But on the flip side, from my point of view, and not feeling able to share the amount it's a difficult argument to win, but if you're not making enough money that you can spare the tiny amount that this costs then you really aren't in business. In olden times (like ten years ago, before instagram haha) marketing should have taken about 10% of your budget. Nowadays you can get away with less than that I think, and even make some money off things like Youtube, but it should be a part of the budget of the shop and it's important. I'm going to go all out and sound like an arsehole now, I take a dim view of hobby shops. This isn't a hobby. The knitting and crochet is, and it's absolutely fabulous that that forms a tiny part of my day every day, that's all excellent but the shop most certainly isn't a hobby. It's a business. And people hobbying around make business difficult for the businesses that are businessing. Sometimes, they drive down prices so that in order to stay competitive we can't make a profit (I say fuck it, price properly and explain - my ideal customers understands and my unideal customer heads elsewhere) but that's mainly a problem with internet sellers (big boys and back room traders alike). But more often than not, they're unreliable which gives us business businesses a bad name. A business business will pay Let's Knit to be part of this wonderful event, a hobby shop would not. Don't take me the wrong way, I had to stretch myself early on to afford this, but stretch myself I did because of the value that this adds - for me, for other businesses and for the industry. This is, and was, part of my marketing budget even when I didn't have any money (and I mean literally taking home less than I would have done on benefits).

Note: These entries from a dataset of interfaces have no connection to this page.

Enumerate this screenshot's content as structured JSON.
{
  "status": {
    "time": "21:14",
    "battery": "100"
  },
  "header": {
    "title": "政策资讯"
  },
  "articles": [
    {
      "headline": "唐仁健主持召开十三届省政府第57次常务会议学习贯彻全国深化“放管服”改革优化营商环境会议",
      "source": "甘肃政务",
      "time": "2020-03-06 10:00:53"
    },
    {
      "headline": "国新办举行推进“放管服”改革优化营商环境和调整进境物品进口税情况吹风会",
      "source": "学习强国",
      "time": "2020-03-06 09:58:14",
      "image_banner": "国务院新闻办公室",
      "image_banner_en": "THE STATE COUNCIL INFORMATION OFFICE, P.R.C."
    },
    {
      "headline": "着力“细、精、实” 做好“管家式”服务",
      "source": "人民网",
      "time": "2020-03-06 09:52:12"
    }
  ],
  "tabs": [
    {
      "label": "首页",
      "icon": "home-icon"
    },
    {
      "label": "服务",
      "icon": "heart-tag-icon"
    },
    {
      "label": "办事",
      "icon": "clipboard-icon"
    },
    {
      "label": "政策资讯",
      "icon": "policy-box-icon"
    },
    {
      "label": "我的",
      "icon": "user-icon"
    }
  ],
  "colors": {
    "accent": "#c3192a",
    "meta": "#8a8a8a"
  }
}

I also need to point out, as if I haven't before, that Yarn Shop Day is about bricks and mortar yarn shops and celebrating the particular (sometimes peculiar) position that they hold in the market. That's why the event and the promotion surrounding it focuses on bricks and mortar yarn shops. As if that's even a thing to question?!

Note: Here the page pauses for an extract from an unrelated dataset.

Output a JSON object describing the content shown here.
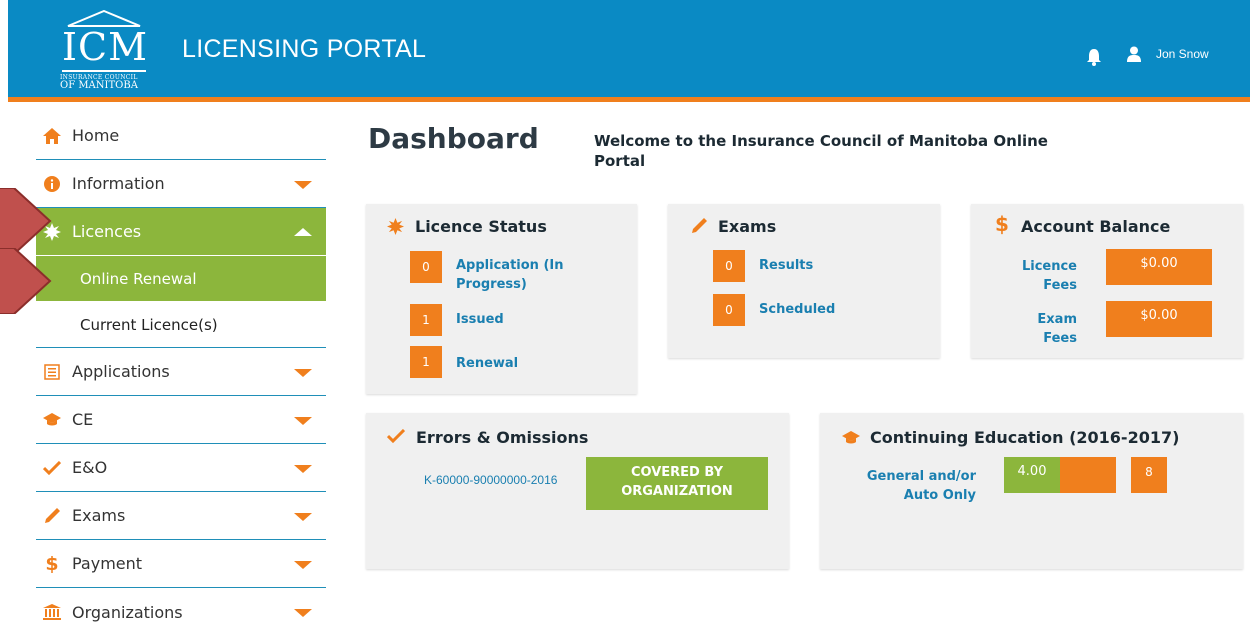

So. Rant over. I, as always want to give a massive shout out to Let's Knit (especially Sam who is bloody wonderful all the time, I don't know how she does it!) and to other wonderful yarn shops that took the plunge and invested in this event, financially and emotionally. I also want to give a HUGE shoutout to every one of you that came to our event to make it so bloody special - especially the ones that travelled loooooong distances and paid for child care and doggie care! You're all brilliant and you're all adding to the world. Well, my little world at least. I felt like the buzz this year was BIG! Here, on the internet and all over. It really feels special to be part of this. Thank you all!!!!!!
Love Eleanor. xxxxxxxxxxxxxxxxxxxxxxxxxxxxxxxxxxxxxxxxxxx